:: Input data ::
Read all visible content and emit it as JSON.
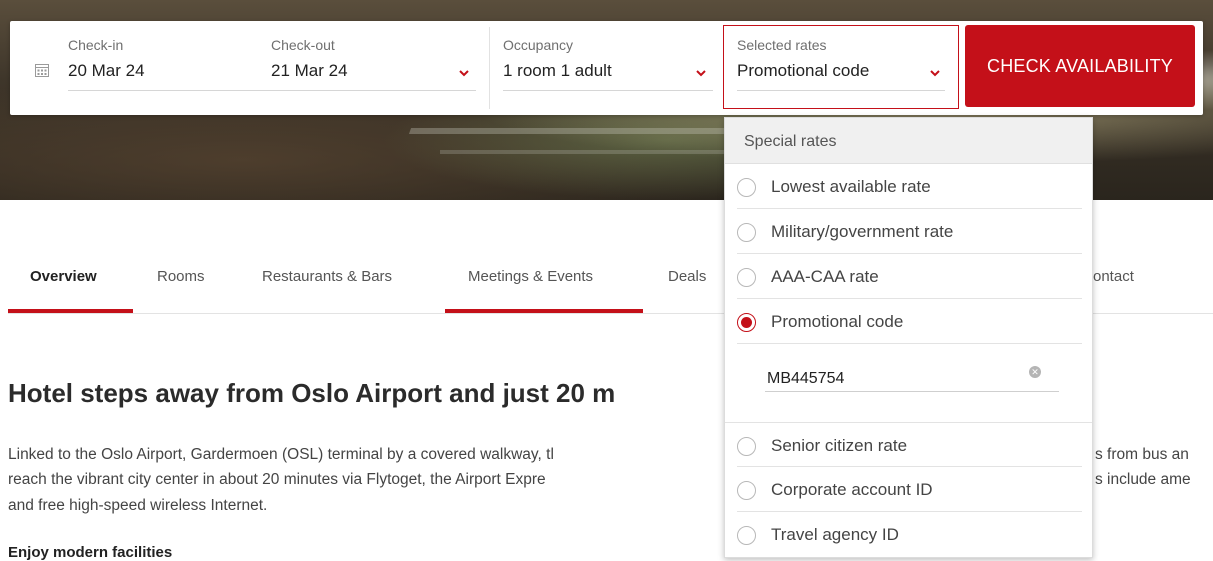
{
  "booking": {
    "check_in_label": "Check-in",
    "check_in_value": "20 Mar 24",
    "check_out_label": "Check-out",
    "check_out_value": "21 Mar 24",
    "occupancy_label": "Occupancy",
    "occupancy_value": "1 room  1 adult",
    "rates_label": "Selected rates",
    "rates_value": "Promotional code",
    "check_button": "CHECK AVAILABILITY"
  },
  "nav": {
    "tabs": [
      "Overview",
      "Rooms",
      "Restaurants & Bars",
      "Meetings & Events",
      "Deals"
    ],
    "active": "Overview",
    "contact_partial": "ontact"
  },
  "content": {
    "headline": "Hotel steps away from Oslo Airport and just 20 m",
    "para_line1": "Linked to the Oslo Airport, Gardermoen (OSL) terminal by a covered walkway, tl",
    "para_line1_right": "s from bus an",
    "para_line2": "reach the vibrant city center in about 20 minutes via Flytoget, the Airport Expre",
    "para_line2_right": "s include ame",
    "para_line3": "and free high-speed wireless Internet.",
    "subheading": "Enjoy modern facilities"
  },
  "dropdown": {
    "header": "Special rates",
    "options": [
      {
        "label": "Lowest available rate",
        "checked": false
      },
      {
        "label": "Military/government rate",
        "checked": false
      },
      {
        "label": "AAA-CAA rate",
        "checked": false
      },
      {
        "label": "Promotional code",
        "checked": true
      },
      {
        "label": "Senior citizen rate",
        "checked": false
      },
      {
        "label": "Corporate account ID",
        "checked": false
      },
      {
        "label": "Travel agency ID",
        "checked": false
      }
    ],
    "promo_code_value": "MB445754"
  },
  "colors": {
    "accent": "#c41019"
  }
}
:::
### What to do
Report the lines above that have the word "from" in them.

### Response box
    "headline": "Hotel steps away from Oslo Airport and just 20 m",
    "para_line1_right": "s from bus an",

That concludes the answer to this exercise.